It's difficult to tell what is being asked here. This question is ambiguous, vague, incomplete, overly broad, or rhetorical and cannot be reasonably answered in its current form. For help clarifying this question so that it can be reopened, visit the help center.If this question can be reworded to fit the rules in the help center, please edit the question.

I'm not sure what would count as an "answer" to this question. Other than "No, TikZ compilation is unlikely to get noticeably more efficient. TikZ compilation will speed up as a function of increasing computer power, however." – Seamus Mar 26 '12 at 15:20
Welcome to TeX.SE. It is not clear what the question is here, except for the title. If you have a specific problem with externalization please edit the question to clarify. – Peter Grill Mar 26 '12 at 15:24
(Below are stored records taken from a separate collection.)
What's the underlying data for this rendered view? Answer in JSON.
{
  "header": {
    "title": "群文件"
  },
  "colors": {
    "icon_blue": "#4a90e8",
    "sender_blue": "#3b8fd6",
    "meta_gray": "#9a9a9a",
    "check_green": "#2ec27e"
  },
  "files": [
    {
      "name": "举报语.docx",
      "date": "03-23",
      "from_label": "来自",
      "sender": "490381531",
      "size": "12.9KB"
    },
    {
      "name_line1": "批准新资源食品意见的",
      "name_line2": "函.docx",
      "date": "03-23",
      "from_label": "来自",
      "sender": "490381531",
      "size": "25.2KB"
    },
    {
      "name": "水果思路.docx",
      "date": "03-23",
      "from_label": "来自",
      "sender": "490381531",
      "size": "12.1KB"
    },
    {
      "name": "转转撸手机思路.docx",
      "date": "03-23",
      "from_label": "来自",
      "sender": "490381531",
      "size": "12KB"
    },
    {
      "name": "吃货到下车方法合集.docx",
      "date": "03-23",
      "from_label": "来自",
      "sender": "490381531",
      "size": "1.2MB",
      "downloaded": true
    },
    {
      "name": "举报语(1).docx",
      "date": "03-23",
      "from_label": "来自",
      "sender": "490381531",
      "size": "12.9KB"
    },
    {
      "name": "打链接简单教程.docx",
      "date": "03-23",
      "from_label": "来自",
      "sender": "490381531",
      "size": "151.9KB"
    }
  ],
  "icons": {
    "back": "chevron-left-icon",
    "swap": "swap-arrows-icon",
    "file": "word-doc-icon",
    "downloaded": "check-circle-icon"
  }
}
I don't have a problem with externalization. – Pedro Mar 26 '12 at 15:27
Well, the externalization ensures, that the TikZ graphic is only compiled again, whenever it's changed, i think that's a first idea. What else do you think, should be changed? I mean, do you have any specific ideas of optimization, i.e. where you think it would be possible to improve the compilation speed? Without that - i think - there is no real answer to your question. – Ronny Mar 26 '12 at 15:35
Maybe ideas or a working solution for externalization, like using something as `make` or similar. And are there any ways to include the TikZ code into the main document, still it being processed only when it changes (possibly using something as md5 checksums on the TikZ code to detect changes)? These are questions that should be considered in my opinion... – yo' Mar 26 '12 at 16:19